It’s a mad, mad week

Yesterday was the start of a week of chaos.  Both Daughter of Mine and I are in productions this week – Daughter in a dance show and me in The Memory of Water – involving us both travelling in different directions to different towns at different times.  On top of all the usual things – you know, work, other after-school clubs, shopping, the usual.  Aaargghhh!

The Memory of Water opened last night to a full house, and has been very well received from audience members thus far.  I hadn’t realised though until I got to the theatre last night, that Daughter of Mine’s Headmistress and three other staff members would be in the audience on opening night.  Now, I know from first hand experience that this Headmistress is no prude – given that she, I and 10 girls recently witnessed a professional dance company’s production featuring male nudity and simulated masturbation – however, I was just a little nervous last night thinking, oh, I say that word, and that one; and spend the best part of 32 pages in bed; and take my clothes off.  Twice.

No need to worry though.  I happened to pop into school this morning, to see Son of Mine in an assembly about the rain forest – his line was about one of the things to take with you when planning a trip to Brazil: “Sturdy Walking Boots” – good on you, lad.  Headmistress made a bee line for me after the assembly to say how much she enjoyed the play, and how she wouldn’t be able to look at me in the same way again.

That’ll make the next school event fun then.

Don’t think about it

“Don’t think about it” – the title of the Rambert Dance Company’s second dance in yesterday’s programme at the Theatre Royal – was exactly what I had to try not to do on the train home accompanied by ten 9-10 year old girls and a headmistress.

Despite it being my favourite dance in the programme for its perceptive take on the culture of a lad’s night out, it was not really appropriate for this impressionable age group.  The Headmistress and I were suitably embarrassed, the girls understood more than they were letting on, two ladies in front of us didn’t come back after the interval, and the theatre manager was hugely apologetic and confessed that this piece had been put in the afternoon’s performance at short notice.

The programme describes it as “a world of mates, lads and comrades seeking release through movement… [and] sexual games” – the audience was not disappointed…

“Let’s start at the very beginning, a very good place to start”

The Sound of Music.  I have only been in this show once – as a nun, not one of the coveted principal roles – or even as one of the children’s parts that I auditioned for way back in, I think, 1983.  (I have subsequently spent rather a lot of time in a habit, but that’s a another story… )

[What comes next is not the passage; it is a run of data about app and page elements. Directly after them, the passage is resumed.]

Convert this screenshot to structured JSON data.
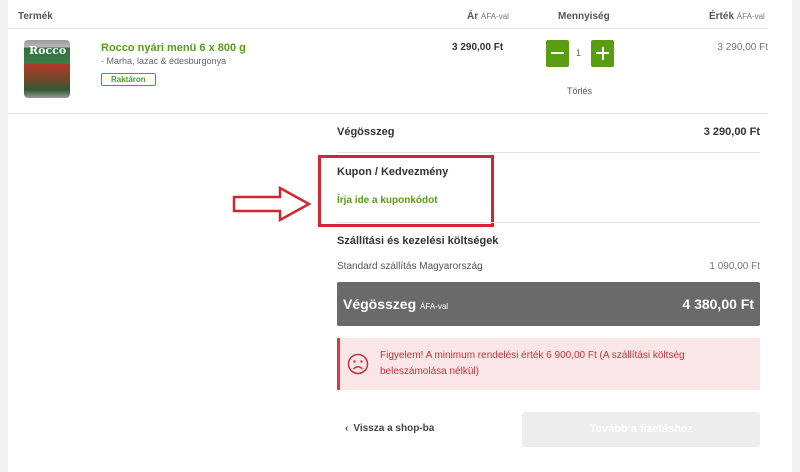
{
  "header": {
    "product": "Termék",
    "price": "Ár",
    "price_sub": "ÁFA-val",
    "quantity": "Mennyiség",
    "value": "Érték",
    "value_sub": "ÁFA-val"
  },
  "product": {
    "can_label": "Rocco",
    "name": "Rocco nyári menü 6 x 800 g",
    "variant": "- Marha, lazac & édesburgonya",
    "stock_badge": "Raktáron",
    "price": "3 290,00 Ft",
    "quantity": "1",
    "delete_label": "Törlés",
    "value": "3 290,00 Ft"
  },
  "summary": {
    "subtotal_label": "Végösszeg",
    "subtotal_value": "3 290,00 Ft",
    "coupon_title": "Kupon / Kedvezmény",
    "coupon_link": "Írja ide a kuponkódot",
    "shipping_title": "Szállítási és kezelési költségek",
    "shipping_method": "Standard szállítás Magyarország",
    "shipping_cost": "1 090,00 Ft",
    "total_label": "Végösszeg",
    "total_sub": "ÁFA-val",
    "total_value": "4 380,00 Ft"
  },
  "warning": {
    "text": "Figyelem! A minimum rendelési érték 6 900,00 Ft (A szállítási költség beleszámolása nélkül)"
  },
  "actions": {
    "back_label": "Vissza a shop-ba",
    "proceed_label": "Tovább a fizetéshez"
  },
  "colors": {
    "brand_green": "#5a9c14",
    "highlight_red": "#d32630",
    "total_bar": "#6a6a6a",
    "warning_bg": "#fbe6e7"
  }
}
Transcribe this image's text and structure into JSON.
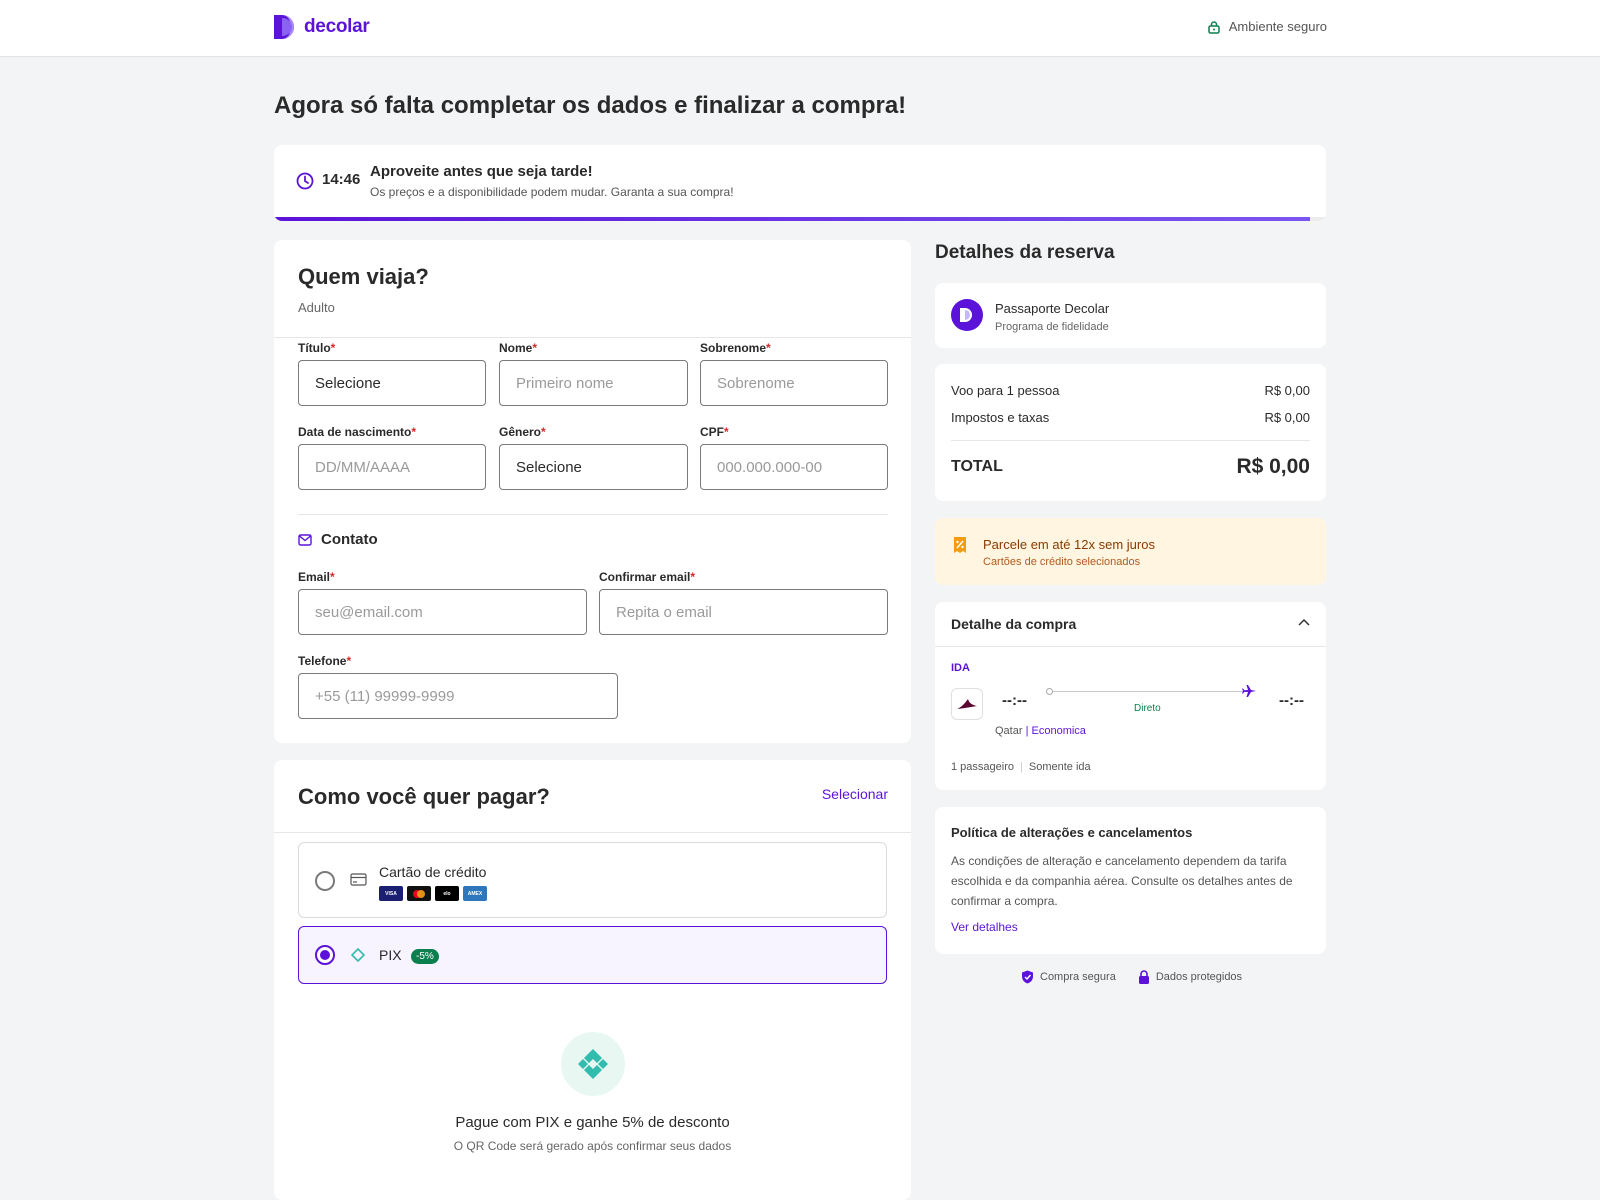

Whatever anyone else says about the show (or indeed the film version), I rather like it.  It’s not my favourite musical (but then that changes on a regular basis), but I still like it.  As I like all musicals really.  When I was young, my Nana used to tell me how she met my Grandfather, “Pops”, at the original London production of Oklahoma!,  so I couldn’t not have a certain fondness for Rodgers and Hammerstein.  I do go through phases of preferring serious and dramatic; then the fluffy, Broadway boy-meets-girl variety followed by quirky, small-cast stuff – it just depends what I’ve just seen, what I’m currently listening to, and often of course, the current production I’m involved with.

I’m off to the Theatre Royal in Brighton after lunch, to see the Rambert Dance Company’s Comedy of Change Tour 2010.  I haven’t seen them perform live since I did my Dance ‘O’ level (yes, I am that old!), so I shall probably come back wanting to take up professional dance.